- **REQUIRED ACTION**
Scan the material below for the string "text". Report every line that has it.

:: INPUT DATA

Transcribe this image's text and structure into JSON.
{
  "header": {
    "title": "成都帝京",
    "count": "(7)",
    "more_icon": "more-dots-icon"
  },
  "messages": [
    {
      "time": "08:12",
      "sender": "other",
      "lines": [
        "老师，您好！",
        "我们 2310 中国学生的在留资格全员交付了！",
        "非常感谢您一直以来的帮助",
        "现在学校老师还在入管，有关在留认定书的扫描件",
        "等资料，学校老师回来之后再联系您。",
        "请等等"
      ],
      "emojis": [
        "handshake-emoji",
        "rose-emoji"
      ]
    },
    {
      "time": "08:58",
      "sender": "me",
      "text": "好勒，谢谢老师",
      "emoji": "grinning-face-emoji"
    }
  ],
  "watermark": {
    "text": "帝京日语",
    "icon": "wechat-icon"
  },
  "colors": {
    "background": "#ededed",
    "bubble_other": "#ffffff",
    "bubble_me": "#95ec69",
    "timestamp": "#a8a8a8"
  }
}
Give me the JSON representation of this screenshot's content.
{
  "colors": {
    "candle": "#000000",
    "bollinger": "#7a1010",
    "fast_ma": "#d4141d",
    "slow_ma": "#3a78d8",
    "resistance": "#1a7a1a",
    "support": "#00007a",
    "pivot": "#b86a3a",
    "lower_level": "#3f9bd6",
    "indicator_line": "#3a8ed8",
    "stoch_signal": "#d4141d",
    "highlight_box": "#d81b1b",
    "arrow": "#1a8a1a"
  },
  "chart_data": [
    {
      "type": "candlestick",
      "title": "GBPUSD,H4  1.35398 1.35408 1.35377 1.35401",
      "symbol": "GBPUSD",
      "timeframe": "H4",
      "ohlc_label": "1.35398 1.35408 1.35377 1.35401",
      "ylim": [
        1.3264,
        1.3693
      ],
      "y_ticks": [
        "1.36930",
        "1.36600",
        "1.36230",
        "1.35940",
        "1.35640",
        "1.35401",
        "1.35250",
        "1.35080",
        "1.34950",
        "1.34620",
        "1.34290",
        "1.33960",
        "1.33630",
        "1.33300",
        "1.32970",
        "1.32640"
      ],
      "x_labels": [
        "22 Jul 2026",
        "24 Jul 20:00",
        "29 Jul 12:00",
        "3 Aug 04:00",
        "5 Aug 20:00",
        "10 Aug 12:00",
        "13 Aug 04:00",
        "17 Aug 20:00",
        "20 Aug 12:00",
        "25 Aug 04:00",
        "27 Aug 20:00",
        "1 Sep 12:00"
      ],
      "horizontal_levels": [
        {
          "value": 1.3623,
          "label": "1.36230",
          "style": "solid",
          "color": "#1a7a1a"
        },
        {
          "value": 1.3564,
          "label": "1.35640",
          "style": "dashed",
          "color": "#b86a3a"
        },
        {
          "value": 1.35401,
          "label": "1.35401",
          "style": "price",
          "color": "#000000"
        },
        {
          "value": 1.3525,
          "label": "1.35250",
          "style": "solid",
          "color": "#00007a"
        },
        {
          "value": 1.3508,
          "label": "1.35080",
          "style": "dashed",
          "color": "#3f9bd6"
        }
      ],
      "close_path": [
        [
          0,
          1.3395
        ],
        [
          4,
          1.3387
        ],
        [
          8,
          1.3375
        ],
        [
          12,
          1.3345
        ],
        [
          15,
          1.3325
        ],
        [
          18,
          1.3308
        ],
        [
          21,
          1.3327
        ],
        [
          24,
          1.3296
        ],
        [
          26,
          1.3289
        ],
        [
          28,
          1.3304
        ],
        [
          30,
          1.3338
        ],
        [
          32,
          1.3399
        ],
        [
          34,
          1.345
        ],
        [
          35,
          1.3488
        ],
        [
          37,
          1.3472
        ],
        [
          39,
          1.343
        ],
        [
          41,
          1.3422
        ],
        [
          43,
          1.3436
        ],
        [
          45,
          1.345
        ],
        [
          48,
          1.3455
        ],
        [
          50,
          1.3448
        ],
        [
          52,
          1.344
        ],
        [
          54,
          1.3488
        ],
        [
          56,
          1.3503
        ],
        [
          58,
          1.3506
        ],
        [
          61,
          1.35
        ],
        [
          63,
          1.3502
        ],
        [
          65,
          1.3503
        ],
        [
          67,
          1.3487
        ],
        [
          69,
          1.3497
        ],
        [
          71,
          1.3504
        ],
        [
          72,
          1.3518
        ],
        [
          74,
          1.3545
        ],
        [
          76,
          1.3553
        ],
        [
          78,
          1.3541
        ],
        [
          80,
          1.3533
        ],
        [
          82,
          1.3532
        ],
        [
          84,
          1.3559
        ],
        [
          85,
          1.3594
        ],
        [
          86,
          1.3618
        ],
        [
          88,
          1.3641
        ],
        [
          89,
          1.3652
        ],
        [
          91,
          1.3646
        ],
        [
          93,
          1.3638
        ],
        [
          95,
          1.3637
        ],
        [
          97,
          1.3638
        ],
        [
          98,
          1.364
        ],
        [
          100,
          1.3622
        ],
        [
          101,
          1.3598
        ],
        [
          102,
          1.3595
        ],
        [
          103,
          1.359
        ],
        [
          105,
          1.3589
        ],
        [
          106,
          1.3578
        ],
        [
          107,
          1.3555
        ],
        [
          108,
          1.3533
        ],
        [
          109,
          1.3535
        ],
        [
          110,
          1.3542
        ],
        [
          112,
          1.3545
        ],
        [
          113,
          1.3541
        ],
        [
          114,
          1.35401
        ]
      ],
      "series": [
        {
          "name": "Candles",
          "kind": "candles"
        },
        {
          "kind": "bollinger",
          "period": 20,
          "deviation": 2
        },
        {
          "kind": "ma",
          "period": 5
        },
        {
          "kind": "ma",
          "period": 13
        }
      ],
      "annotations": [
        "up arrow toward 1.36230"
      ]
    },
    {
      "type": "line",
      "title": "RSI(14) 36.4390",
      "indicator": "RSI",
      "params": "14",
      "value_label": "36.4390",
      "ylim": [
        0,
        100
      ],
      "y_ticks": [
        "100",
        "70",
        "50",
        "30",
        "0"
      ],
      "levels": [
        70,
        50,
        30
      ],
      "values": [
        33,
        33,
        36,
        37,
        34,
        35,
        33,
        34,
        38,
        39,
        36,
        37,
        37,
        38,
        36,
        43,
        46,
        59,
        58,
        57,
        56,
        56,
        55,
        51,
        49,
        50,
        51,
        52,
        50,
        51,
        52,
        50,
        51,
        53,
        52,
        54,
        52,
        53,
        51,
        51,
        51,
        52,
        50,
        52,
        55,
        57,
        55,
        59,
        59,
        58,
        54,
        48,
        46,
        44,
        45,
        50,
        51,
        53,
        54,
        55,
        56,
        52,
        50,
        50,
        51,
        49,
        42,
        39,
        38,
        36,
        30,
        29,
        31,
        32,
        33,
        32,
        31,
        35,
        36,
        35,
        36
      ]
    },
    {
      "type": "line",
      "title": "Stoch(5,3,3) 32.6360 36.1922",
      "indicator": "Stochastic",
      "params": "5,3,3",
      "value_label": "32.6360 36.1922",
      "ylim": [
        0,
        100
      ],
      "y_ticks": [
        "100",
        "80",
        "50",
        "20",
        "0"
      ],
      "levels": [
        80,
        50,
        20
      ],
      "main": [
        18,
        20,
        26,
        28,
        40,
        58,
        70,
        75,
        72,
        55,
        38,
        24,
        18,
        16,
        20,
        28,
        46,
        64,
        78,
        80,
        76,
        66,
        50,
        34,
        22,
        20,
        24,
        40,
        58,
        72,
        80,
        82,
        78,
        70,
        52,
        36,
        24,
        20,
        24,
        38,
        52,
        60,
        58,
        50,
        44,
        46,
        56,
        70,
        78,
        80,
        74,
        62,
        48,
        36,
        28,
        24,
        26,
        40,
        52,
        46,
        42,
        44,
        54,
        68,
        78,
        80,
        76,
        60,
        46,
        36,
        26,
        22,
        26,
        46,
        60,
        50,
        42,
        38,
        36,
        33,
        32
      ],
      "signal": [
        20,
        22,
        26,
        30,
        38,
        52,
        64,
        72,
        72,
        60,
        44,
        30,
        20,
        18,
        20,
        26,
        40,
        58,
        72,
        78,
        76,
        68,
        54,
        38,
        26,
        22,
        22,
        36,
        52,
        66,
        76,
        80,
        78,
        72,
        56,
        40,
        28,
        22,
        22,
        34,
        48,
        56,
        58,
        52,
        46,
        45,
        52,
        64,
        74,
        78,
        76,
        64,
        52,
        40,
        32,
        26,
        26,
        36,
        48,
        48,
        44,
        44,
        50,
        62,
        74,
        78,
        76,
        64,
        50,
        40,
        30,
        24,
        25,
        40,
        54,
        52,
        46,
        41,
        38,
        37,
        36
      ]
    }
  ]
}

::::

- **EXERCISE OUTPUT**
Transcribe this image's text and structure into JSON.
      "text": "好勒，谢谢老师",
    "text": "帝京日语",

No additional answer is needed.